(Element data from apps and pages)
•••••

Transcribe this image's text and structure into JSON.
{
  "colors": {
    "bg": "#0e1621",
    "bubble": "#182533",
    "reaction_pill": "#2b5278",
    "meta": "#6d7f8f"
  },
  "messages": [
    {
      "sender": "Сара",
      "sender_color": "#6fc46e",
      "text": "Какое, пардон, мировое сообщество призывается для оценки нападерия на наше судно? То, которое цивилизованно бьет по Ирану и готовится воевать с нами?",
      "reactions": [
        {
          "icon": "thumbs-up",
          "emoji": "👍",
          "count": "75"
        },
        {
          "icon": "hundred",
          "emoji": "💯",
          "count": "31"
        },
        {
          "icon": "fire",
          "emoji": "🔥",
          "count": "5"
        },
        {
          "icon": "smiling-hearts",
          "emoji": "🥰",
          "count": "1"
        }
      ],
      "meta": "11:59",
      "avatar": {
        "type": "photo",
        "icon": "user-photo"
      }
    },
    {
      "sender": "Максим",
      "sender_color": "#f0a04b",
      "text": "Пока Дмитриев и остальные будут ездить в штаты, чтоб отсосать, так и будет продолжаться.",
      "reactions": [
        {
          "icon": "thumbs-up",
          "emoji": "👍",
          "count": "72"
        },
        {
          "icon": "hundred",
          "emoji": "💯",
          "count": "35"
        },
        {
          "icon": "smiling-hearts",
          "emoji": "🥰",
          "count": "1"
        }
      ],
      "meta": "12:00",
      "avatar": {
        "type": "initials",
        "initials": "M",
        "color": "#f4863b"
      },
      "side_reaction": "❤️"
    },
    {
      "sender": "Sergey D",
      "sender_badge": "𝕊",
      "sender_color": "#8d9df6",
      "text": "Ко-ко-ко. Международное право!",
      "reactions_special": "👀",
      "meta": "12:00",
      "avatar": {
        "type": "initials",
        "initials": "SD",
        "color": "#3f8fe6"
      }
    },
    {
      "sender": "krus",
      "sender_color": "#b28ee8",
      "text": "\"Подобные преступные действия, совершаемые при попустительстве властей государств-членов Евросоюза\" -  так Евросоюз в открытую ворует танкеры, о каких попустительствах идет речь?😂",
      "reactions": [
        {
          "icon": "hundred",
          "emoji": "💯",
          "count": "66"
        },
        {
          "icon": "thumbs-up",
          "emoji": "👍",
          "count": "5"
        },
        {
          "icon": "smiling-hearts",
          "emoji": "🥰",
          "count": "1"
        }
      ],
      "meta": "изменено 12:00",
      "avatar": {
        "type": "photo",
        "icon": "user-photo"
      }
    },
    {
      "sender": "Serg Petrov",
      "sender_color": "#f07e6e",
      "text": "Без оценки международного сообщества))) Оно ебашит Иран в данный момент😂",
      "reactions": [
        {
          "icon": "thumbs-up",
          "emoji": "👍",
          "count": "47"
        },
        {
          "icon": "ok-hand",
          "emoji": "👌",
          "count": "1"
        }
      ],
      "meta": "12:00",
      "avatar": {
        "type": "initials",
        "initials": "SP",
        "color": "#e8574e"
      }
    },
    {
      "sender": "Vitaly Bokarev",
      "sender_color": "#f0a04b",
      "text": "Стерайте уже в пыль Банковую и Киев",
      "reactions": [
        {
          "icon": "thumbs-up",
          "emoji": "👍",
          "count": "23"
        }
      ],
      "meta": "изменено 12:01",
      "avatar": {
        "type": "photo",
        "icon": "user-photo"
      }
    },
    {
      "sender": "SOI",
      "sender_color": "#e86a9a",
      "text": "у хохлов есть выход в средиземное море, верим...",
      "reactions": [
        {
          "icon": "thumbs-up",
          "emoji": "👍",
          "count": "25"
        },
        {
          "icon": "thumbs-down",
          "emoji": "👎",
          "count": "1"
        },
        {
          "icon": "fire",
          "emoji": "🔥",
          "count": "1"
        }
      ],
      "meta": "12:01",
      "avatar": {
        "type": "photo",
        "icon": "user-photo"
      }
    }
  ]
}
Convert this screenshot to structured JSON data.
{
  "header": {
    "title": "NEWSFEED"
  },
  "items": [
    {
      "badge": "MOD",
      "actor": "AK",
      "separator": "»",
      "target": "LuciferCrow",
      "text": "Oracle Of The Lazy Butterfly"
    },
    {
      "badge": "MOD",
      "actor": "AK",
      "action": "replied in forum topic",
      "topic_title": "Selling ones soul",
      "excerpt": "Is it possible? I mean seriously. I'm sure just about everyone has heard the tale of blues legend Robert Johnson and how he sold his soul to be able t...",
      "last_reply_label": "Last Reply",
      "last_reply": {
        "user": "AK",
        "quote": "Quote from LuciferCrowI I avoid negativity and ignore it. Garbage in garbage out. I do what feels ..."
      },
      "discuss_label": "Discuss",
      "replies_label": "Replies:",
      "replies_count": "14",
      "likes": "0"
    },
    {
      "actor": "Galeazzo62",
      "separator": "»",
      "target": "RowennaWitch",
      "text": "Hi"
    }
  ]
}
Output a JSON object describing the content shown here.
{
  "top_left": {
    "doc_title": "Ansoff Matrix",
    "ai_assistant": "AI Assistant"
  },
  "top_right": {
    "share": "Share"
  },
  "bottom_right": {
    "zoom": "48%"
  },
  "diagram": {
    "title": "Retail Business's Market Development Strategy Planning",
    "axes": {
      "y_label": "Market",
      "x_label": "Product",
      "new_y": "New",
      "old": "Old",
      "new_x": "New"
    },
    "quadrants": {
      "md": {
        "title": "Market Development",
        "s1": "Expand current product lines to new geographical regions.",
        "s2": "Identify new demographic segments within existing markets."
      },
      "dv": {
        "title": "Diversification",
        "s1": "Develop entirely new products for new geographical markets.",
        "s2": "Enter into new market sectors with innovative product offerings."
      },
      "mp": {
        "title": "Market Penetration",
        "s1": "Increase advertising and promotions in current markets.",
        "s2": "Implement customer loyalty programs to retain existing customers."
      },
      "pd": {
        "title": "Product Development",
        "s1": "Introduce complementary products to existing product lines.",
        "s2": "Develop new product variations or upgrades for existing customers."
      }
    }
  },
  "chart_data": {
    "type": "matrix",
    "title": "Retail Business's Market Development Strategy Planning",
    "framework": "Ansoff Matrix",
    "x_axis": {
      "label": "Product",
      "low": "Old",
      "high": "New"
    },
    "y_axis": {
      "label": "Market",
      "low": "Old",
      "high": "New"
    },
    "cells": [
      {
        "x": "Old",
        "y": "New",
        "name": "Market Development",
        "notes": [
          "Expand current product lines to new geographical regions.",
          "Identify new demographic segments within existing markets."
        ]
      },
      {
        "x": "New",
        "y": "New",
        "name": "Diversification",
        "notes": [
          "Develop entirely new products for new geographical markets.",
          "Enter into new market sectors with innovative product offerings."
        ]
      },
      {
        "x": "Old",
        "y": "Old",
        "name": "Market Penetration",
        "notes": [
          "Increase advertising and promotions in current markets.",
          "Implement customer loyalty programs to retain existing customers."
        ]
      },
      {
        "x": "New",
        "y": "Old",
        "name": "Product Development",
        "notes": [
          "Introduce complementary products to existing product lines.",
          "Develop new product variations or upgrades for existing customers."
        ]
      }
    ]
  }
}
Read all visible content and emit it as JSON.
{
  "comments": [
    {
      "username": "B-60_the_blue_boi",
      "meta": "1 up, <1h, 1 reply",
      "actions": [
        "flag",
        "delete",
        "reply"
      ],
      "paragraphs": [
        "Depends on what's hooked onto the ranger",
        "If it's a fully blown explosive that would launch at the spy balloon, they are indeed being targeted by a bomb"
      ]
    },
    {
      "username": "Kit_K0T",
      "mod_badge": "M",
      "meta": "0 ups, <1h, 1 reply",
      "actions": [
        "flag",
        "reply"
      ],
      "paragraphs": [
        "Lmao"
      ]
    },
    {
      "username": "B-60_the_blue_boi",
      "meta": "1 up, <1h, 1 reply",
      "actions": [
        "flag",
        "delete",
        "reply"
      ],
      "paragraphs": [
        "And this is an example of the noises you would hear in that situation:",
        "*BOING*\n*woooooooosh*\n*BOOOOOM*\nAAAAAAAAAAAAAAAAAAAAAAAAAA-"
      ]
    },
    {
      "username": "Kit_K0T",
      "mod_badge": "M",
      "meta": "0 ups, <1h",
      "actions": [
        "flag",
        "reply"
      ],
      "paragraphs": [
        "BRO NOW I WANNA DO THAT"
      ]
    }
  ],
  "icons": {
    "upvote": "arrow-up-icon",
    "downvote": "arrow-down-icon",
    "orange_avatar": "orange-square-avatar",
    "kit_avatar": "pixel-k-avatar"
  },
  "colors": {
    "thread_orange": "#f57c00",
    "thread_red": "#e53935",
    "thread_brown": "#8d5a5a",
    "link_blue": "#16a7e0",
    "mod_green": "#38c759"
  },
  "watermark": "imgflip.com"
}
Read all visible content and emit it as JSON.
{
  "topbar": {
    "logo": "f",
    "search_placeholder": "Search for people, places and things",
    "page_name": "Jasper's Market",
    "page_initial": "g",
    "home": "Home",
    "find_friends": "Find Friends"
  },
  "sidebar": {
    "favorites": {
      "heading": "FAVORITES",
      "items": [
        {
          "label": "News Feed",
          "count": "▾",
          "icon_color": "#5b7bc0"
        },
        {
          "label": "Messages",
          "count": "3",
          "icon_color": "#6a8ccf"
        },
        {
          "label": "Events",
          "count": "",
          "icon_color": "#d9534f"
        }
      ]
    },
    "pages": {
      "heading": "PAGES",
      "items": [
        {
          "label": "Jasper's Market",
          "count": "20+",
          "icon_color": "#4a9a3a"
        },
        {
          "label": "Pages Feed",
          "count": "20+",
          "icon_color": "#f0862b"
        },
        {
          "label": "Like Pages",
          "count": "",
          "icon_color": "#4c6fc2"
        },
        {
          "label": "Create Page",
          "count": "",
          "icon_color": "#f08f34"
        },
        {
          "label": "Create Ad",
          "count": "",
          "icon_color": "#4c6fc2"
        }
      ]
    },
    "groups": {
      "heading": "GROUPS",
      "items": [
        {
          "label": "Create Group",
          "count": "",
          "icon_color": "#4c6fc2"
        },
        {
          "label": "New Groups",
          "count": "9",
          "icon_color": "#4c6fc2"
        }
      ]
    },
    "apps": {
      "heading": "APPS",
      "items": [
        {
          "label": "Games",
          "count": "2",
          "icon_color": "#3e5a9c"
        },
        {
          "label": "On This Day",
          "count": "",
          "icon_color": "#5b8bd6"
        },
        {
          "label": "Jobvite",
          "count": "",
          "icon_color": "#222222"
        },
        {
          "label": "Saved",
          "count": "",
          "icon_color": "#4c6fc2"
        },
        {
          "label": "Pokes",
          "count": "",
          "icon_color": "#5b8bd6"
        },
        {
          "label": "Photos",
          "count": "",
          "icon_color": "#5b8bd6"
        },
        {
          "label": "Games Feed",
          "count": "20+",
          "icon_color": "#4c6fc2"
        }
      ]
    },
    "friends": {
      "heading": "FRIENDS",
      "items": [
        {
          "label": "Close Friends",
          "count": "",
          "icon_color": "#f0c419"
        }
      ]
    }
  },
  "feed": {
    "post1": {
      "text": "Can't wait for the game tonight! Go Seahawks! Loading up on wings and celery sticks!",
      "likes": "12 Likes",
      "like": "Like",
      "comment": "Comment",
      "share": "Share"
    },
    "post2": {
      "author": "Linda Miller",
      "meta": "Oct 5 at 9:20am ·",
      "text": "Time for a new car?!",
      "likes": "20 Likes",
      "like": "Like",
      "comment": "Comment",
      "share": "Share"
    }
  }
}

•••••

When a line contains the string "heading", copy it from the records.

## Response below
      "heading": "FAVORITES",
      "heading": "PAGES",
      "heading": "GROUPS",
      "heading": "APPS",
      "heading": "FRIENDS",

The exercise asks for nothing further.